* **Task item**
Of all the lines in the entries, how many carry the word "JSON"? The reply is that number and no more.
======
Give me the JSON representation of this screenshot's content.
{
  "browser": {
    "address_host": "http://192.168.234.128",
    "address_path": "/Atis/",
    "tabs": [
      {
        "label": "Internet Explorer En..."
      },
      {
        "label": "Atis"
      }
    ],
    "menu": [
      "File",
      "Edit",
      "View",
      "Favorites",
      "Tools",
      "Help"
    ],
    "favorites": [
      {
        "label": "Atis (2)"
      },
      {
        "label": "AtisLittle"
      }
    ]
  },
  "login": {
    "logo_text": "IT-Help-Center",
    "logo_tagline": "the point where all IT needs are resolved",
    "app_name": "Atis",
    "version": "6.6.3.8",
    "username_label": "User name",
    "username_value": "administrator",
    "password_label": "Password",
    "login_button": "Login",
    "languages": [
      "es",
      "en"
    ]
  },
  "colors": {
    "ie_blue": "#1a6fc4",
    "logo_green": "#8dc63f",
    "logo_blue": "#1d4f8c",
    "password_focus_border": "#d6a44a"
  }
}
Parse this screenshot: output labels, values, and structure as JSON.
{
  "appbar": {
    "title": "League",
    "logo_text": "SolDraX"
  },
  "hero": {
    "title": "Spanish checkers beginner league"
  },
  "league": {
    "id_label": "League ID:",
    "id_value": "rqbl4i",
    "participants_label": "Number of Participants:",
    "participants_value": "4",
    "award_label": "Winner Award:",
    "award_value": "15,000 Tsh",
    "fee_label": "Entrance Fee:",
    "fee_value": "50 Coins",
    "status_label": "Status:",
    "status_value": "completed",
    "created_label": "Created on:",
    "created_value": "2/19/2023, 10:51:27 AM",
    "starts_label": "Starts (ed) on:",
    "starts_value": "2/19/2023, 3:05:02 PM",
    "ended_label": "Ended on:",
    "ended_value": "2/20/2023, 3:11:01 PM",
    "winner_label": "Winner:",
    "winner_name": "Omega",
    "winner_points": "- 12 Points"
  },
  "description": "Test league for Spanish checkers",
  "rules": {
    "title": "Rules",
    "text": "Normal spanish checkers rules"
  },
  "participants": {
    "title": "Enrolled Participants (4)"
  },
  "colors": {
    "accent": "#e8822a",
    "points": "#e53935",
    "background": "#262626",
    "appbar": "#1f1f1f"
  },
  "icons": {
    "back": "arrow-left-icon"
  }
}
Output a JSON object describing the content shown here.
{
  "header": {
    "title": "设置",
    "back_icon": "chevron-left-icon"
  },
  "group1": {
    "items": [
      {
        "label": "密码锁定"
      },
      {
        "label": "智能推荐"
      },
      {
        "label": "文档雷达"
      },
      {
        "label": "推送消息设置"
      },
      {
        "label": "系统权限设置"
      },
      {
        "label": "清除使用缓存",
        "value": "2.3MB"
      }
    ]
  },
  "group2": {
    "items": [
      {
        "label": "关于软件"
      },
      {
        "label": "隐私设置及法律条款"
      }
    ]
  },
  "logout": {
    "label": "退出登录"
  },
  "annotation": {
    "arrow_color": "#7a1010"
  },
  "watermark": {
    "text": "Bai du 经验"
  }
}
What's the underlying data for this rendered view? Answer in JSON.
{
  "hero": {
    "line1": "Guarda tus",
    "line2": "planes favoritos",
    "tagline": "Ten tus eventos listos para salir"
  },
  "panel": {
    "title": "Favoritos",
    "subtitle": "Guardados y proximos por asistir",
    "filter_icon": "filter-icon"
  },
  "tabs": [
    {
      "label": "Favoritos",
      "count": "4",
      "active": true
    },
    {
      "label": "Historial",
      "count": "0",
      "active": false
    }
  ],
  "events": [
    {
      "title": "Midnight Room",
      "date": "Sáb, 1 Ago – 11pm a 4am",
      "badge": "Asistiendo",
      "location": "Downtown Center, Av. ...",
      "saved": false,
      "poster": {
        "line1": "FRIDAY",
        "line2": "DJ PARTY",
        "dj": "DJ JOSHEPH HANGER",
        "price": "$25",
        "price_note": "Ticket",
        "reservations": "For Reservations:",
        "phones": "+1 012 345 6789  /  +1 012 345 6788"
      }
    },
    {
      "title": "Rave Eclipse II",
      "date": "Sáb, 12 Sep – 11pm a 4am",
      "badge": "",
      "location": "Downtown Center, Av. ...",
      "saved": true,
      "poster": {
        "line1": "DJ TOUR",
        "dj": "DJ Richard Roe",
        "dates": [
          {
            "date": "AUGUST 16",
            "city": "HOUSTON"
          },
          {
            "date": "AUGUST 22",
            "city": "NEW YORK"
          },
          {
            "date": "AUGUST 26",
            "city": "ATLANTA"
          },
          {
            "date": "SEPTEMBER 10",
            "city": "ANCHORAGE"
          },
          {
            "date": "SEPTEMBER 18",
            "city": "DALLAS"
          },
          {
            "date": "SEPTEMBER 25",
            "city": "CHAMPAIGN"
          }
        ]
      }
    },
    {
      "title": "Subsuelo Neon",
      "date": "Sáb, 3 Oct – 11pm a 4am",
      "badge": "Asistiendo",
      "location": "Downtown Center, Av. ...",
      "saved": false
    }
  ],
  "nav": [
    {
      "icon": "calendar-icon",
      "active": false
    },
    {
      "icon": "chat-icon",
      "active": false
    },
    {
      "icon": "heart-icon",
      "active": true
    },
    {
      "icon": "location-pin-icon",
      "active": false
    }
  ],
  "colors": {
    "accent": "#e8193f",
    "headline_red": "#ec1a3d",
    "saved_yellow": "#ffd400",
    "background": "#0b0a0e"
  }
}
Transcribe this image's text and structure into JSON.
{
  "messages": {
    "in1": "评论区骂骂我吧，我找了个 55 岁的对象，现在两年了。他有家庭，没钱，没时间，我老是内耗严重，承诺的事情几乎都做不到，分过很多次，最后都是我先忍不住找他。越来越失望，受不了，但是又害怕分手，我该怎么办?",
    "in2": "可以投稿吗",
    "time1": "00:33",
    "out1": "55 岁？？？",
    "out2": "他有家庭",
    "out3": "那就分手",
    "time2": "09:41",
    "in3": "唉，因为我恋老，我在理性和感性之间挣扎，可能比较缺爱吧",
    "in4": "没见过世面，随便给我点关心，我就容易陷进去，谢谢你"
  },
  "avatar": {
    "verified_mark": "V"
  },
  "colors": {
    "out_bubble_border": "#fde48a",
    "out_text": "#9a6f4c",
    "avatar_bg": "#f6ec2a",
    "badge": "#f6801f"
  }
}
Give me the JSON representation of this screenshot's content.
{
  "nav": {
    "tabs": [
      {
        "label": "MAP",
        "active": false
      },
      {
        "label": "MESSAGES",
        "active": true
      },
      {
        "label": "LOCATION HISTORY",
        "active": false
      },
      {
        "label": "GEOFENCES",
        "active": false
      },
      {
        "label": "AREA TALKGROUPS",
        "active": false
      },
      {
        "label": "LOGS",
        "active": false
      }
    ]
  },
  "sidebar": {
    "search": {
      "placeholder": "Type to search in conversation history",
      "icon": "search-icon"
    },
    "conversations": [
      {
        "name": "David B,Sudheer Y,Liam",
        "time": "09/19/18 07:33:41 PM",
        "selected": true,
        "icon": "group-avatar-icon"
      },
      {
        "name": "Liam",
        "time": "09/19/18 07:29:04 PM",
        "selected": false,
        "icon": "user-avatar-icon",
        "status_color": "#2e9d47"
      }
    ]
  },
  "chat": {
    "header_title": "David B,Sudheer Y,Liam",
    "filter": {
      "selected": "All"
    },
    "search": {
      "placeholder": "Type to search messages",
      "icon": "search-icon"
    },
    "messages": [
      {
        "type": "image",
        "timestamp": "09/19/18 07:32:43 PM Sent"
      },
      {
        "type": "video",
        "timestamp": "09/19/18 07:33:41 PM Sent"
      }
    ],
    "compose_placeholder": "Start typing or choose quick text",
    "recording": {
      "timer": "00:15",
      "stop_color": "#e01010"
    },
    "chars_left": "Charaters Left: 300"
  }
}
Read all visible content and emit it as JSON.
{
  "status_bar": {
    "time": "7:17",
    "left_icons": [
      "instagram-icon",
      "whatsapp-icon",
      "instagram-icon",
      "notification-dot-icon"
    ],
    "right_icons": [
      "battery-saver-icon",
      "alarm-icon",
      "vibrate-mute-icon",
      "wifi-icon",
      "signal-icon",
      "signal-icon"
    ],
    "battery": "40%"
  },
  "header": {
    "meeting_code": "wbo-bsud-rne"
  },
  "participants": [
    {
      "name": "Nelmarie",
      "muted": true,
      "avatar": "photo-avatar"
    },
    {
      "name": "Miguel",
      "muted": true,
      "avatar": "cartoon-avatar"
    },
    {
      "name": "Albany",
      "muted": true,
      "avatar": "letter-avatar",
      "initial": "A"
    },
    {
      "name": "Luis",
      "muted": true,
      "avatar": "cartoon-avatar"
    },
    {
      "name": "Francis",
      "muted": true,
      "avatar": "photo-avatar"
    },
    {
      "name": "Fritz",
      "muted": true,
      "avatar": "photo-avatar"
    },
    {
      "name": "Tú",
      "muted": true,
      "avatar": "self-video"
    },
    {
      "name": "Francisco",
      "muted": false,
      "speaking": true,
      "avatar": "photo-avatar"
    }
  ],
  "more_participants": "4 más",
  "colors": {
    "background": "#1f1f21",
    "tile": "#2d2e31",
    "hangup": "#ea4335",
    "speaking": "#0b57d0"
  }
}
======
* **Problem solution**
7